Had he waited until 1965 and the release of The Beatles’s album Rubber Soul, his argument would become less defensible. Freeform jazz legends such as Cecil Taylor didn’t reach a mainstream audience, which could make them immune from Adorno’s criticism. However, you certainly can’t argue the same for the Beatles!
Rubber Soul marked the advent of what we now recognise as the modern concept of an album. It was unexpected and rule-breaking at every turn, not just sonically through its inclusion of eastern scales, but lyrically too. The lyrical content is heavily inspired by the psychedelic counter-cultural movement. This movement was largely antithetical to the conformist mindset that Adorno branded ‘popular’ music to adhere to.

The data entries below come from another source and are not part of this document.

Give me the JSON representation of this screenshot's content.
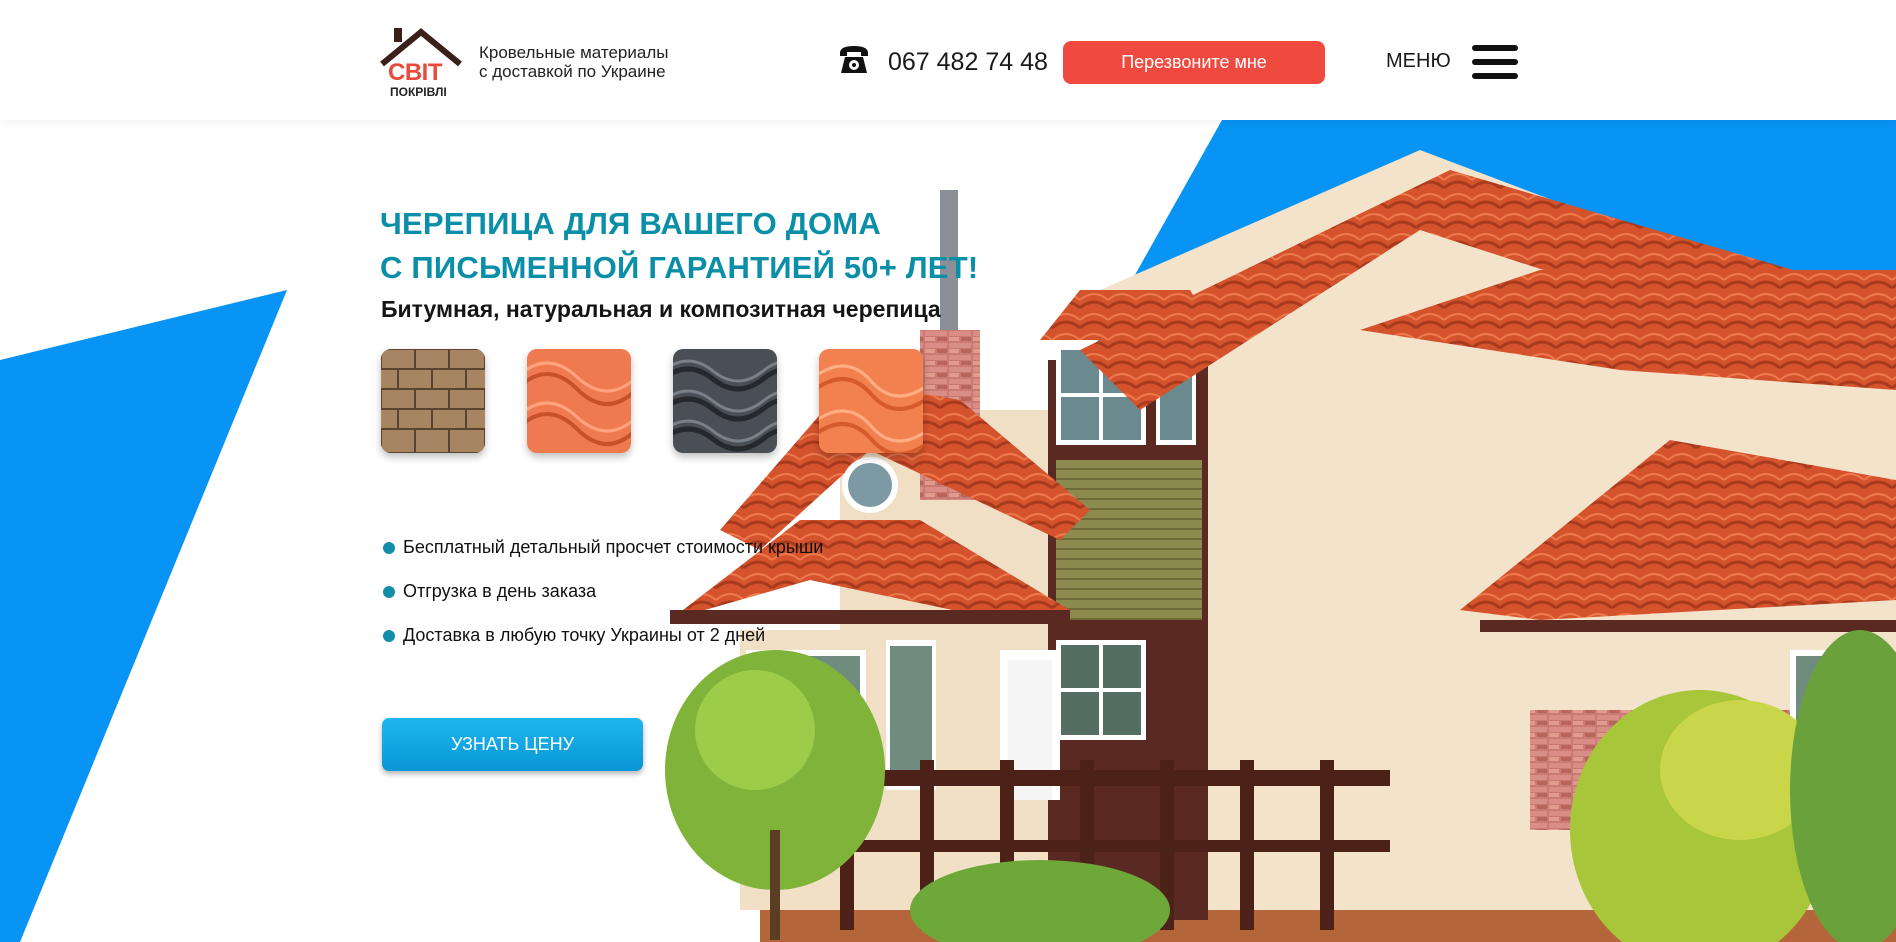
{
  "header": {
    "logo_text": "СВІТ",
    "logo_subtext": "ПОКРІВЛІ",
    "tagline_line1": "Кровельные материалы",
    "tagline_line2": "с доставкой по Украине",
    "phone": "067 482 74 48",
    "callback_label": "Перезвоните мне",
    "menu_label": "МЕНЮ"
  },
  "hero": {
    "headline_line1": "ЧЕРЕПИЦА ДЛЯ ВАШЕГО ДОМА",
    "headline_line2": "С ПИСЬМЕННОЙ ГАРАНТИЕЙ 50+ ЛЕТ!",
    "subheadline": "Битумная, натуральная и композитная черепица",
    "tiles": [
      "bitumen-tile",
      "ceramic-tile",
      "composite-tile",
      "natural-tile"
    ],
    "benefits": [
      "Бесплатный детальный просчет стоимости крыши",
      "Отгрузка в день заказа",
      "Доставка в любую точку Украины от 2 дней"
    ],
    "cta_label": "УЗНАТЬ ЦЕНУ"
  },
  "colors": {
    "accent_blue": "#0894f4",
    "headline_teal": "#0b8fa8",
    "callback_red": "#f04a40",
    "roof_red": "#d9542f"
  }
}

A Modern Perspective on Adorno’s Arguments
Does the current landscape of popular music demolish Adorno’s criticism of ‘popular music’ from a 21st century perspective? It seems that Adorno’s argument from standardization still holds up when applied to some more vacuous examples of modern pop music. Take for example One Direction’s ‘Best Song Ever’, which fits perfectly into Adorno’s descriptions of the negative functions of popular music. The song provides no harmonic challenge or significant emotional weight for the listener. Its lyrics exist just to make young audiences happy. In this sense, we could aruge that its function is keeping audiences in line.
However, mindless pop songs appear a whole lot less heinous when they are no longer the only popular form of music people consume. Just look at mainstream rap artists such as Kendrick Lamar. Lamar has continually presented thoughtful critiques of capitalism within his music, such as in his acclaimed album To Pimp a Butterfly. Lamar’s album also features some challenging sonic qualities too, such as the nightmare inducing track ‘u’. Lamar and many other popular artists go against Adorno’s idea that popular music’s standardization means it exists to adhere to standards and conform.
Was Adorno Right About Popular Music?
From today’s perspective, ‘popular’ music can no longer fit into Adorno’s worldview. While lots of popular music is still standardized, that doesn’t mean some of it fails to challenge conformity. There is also no reason to distinguish ‘serious’ music from ‘popular’ music at all! As we have seen, plenty of modern music can be serious and worthy of artistic kudos.
Unfortunately, Adorno’s paper holds little philosophical interest in current discussions about music. The paper is interesting from a historical perspective and highlights considerable points about the market’s role in shaping music. However, it also uncovers Adorno’s deeply entrenched prejudice against popular music. I believe this barricaded Adorno from seeing modern music’s true potential. So please, ignore Adorno in this case, and treat modern music with the love it deserves!